* TASK TO CARRY OUT
Line by line, set down the records exactly as they appear below.

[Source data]
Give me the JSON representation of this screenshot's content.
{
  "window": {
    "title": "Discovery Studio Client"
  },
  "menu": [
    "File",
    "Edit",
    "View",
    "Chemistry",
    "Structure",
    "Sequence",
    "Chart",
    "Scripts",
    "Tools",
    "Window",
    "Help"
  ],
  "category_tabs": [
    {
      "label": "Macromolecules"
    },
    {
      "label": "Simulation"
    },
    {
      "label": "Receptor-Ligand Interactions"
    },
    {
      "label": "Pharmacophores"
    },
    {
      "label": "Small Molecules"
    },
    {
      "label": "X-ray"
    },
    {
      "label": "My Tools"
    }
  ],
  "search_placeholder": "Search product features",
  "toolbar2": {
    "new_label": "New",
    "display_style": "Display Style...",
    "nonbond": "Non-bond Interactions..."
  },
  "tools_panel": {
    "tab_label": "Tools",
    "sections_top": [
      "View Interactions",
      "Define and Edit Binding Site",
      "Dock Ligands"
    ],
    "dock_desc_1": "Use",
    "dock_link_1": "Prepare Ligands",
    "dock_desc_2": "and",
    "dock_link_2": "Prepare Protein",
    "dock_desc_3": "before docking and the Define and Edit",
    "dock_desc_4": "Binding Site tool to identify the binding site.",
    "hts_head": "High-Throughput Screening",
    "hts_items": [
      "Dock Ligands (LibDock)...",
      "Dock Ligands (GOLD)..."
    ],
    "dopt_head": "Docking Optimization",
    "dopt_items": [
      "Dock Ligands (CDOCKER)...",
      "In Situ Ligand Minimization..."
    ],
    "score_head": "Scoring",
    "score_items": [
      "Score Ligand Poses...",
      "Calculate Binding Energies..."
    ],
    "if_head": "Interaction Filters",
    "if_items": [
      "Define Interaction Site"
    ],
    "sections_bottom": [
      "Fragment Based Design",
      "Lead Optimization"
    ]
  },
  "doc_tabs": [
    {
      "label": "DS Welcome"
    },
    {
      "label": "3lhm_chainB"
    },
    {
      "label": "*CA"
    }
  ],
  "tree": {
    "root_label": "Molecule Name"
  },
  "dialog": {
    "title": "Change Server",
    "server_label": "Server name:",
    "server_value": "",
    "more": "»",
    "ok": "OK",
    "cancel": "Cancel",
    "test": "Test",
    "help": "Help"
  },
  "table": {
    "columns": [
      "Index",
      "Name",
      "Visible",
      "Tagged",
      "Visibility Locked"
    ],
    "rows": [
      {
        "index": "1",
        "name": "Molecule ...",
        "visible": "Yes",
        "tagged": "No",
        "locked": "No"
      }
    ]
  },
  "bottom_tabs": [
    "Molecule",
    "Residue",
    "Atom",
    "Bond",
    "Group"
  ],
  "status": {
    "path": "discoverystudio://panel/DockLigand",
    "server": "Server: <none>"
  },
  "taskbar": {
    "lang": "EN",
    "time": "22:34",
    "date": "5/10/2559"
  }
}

* YOUR RESPONSE
Give me the JSON representation of this screenshot's content.
{
  "window": {
    "title": "Discovery Studio Client"
  },
  "menu": [
    "File",
    "Edit",
    "View",
    "Chemistry",
    "Structure",
    "Sequence",
    "Chart",
    "Scripts",
    "Tools",
    "Window",
    "Help"
  ],
  "category_tabs": [
    {
      "label": "Macromolecules"
    },
    {
      "label": "Simulation"
    },
    {
      "label": "Receptor-Ligand Interactions"
    },
    {
      "label": "Pharmacophores"
    },
    {
      "label": "Small Molecules"
    },
    {
      "label": "X-ray"
    },
    {
      "label": "My Tools"
    }
  ],
  "search_placeholder": "Search product features",
  "toolbar2": {
    "new_label": "New",
    "display_style": "Display Style...",
    "nonbond": "Non-bond Interactions..."
  },
  "tools_panel": {
    "tab_label": "Tools",
    "sections_top": [
      "View Interactions",
      "Define and Edit Binding Site",
      "Dock Ligands"
    ],
    "dock_desc_1": "Use",
    "dock_link_1": "Prepare Ligands",
    "dock_desc_2": "and",
    "dock_link_2": "Prepare Protein",
    "dock_desc_3": "before docking and the Define and Edit",
    "dock_desc_4": "Binding Site tool to identify the binding site.",
    "hts_head": "High-Throughput Screening",
    "hts_items": [
      "Dock Ligands (LibDock)...",
      "Dock Ligands (GOLD)..."
    ],
    "dopt_head": "Docking Optimization",
    "dopt_items": [
      "Dock Ligands (CDOCKER)...",
      "In Situ Ligand Minimization..."
    ],
    "score_head": "Scoring",
    "score_items": [
      "Score Ligand Poses...",
      "Calculate Binding Energies..."
    ],
    "if_head": "Interaction Filters",
    "if_items": [
      "Define Interaction Site"
    ],
    "sections_bottom": [
      "Fragment Based Design",
      "Lead Optimization"
    ]
  },
  "doc_tabs": [
    {
      "label": "DS Welcome"
    },
    {
      "label": "3lhm_chainB"
    },
    {
      "label": "*CA"
    }
  ],
  "tree": {
    "root_label": "Molecule Name"
  },
  "dialog": {
    "title": "Change Server",
    "server_label": "Server name:",
    "server_value": "",
    "more": "»",
    "ok": "OK",
    "cancel": "Cancel",
    "test": "Test",
    "help": "Help"
  },
  "table": {
    "columns": [
      "Index",
      "Name",
      "Visible",
      "Tagged",
      "Visibility Locked"
    ],
    "rows": [
      {
        "index": "1",
        "name": "Molecule ...",
        "visible": "Yes",
        "tagged": "No",
        "locked": "No"
      }
    ]
  },
  "bottom_tabs": [
    "Molecule",
    "Residue",
    "Atom",
    "Bond",
    "Group"
  ],
  "status": {
    "path": "discoverystudio://panel/DockLigand",
    "server": "Server: <none>"
  },
  "taskbar": {
    "lang": "EN",
    "time": "22:34",
    "date": "5/10/2559"
  }
}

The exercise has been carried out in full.